Average air temperatures in the Mediterranean region are in the thermal comfort zone for human beings in summer. However, irradiation conditions, construction technologies and subjective comfort expectations are dramatically increasing the cooling demand in buildings, exacerbated by the ambient temperature increase due to the climate change and the urban heat island phenomenon. This paper investigates the impact of the urban environment on the energy and thermal response of residential buildings, considering the case of the city of Rome, Italy. Ambient air temperature and relative humidity were continuously measured in four neighborhoods in 2015 and 2016. The monitored neighborhoods are characterized by: location in the urban area; construction materials for buildings and pavements; geometry of the urban texture. Data were also measured by a non-urban station, used as undisturbed reference. The climatic data were then used to calculate the thermal response of a typical Italian residential building, ideally located in the monitored areas of the city. Two envelope configurations were taken into account: with and without thermal insulation. Heat island intensities up to 8 °C was detected, with maximum monthly averages equal to 2 °C. The urban heat island increases the building cooling energy needs by 12% in the peripheral neighborhood and by up to 46% in the city center, respect to the undisturbed zone. For not cooled buildings, it was found out that the number of hours of thermal discomfort remains significant in urban buildings, despite the application of night ventilation strategies, while comfort conditions are mostly reached for buildings in the countryside.

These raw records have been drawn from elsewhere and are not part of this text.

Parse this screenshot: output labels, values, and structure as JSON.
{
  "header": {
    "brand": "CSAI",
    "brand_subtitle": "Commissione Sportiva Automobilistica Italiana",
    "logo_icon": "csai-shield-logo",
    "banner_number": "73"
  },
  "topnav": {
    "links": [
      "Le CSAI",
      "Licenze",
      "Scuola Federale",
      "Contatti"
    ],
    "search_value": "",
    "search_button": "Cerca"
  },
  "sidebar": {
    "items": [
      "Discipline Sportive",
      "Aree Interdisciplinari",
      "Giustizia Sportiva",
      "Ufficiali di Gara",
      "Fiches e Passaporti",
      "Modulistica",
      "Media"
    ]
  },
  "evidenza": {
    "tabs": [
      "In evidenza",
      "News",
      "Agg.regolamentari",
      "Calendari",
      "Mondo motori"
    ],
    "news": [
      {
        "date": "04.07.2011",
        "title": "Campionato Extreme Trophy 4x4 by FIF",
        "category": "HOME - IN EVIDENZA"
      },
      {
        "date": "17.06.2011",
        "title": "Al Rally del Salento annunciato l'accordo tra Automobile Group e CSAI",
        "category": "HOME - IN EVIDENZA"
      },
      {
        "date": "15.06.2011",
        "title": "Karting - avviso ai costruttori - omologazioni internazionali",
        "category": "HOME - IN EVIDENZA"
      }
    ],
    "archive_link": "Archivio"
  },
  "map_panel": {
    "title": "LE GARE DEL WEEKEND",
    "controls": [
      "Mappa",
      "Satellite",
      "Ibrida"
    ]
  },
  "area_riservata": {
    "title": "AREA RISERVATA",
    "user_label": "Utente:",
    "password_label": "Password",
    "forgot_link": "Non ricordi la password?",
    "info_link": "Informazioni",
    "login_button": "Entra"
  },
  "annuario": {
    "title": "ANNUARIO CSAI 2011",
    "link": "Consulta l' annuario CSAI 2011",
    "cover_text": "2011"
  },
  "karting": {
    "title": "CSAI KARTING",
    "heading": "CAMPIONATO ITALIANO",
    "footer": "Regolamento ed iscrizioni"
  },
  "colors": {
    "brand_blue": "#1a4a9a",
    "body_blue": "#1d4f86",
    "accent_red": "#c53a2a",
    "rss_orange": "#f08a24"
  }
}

All Science Journal Classification (ASJC) codes
- Civil and Structural Engineering
- Building and Construction
- Mechanical Engineering
- Electrical and Electronic Engineering